It may be simple, but BullPen Crack Weenies (so named because they are addicting and you can't stop eating them) are always a favorite. Sandy Catoe, a.k.a. BullPen Grandma -- one of our first members and the crazy lady who drove a bunch of strangers to Canton -- does a lot of baking and often brings a killer Monkey Bread. She may have started that tradition, but I believe her daughter Kara has continued.


  • 1 14-ounce package Little Smokie sausages
  • 1 pound bacon
  • 1 cup light brown sugar, or enough to cover the sausages
  • maple syrup (real or artificial, either works.)


Pour a generous portion of the syrup into the bottom of your baking dish, enough to at least cover the bottom of it. Cut bacon into thirds and wrap a strip around each little sausage. Secure the bacon with toothpick and place into a baking dish.

If making in advance, cover with foil and refrigerate until ready to bake. When ready to bake, preheat the oven to 350 degrees (375 if they've been refrigerated). Generously sprinkle the brown sugar over the sausages until they're covered.

Bake covered for 20 minutes, then uncover and bake another 20 to 30 minutes, or until the brown sugar is mostly melted and the syrup is nice and bubbly. Then put on your oven's broiler, crank up the temperature and broil for about five to ten minutes to give them a nice bit of brown.


If you're making these for a big party, double the recipe. Unless you party with vegetarians, trust me...these things are going to go quick. You *must* use light brown sugar. I've tried it with the dark stuff and it just does NOT melt. I prefer the 10x12 throwaway aluminum pans for baking these for two reasons: They're nice and deep and cleanup is much easier, but you can move them to a warming dish or Crock-Pot once they're baked; just be sure to save some of the syrup to pour over them.

Follow Eating Our Words on Facebook and on Twitter @EatingOurWords

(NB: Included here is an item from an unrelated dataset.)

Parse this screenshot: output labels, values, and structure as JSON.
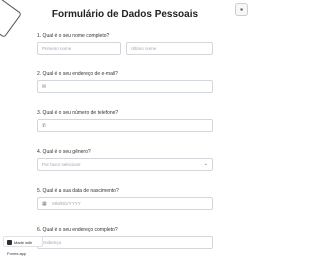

KEEP THE HOUSTON PRESS FREE... Since we started the Houston Press, it has been defined as the free, independent voice of Houston, and we'd like to keep it that way. With local media under siege, it's more important than ever for us to rally support behind funding our local journalism. You can help by participating in our "I Support" program, allowing us to keep offering readers access to our incisive coverage of local news, food and culture with no paywalls.
Katharine Shilcutt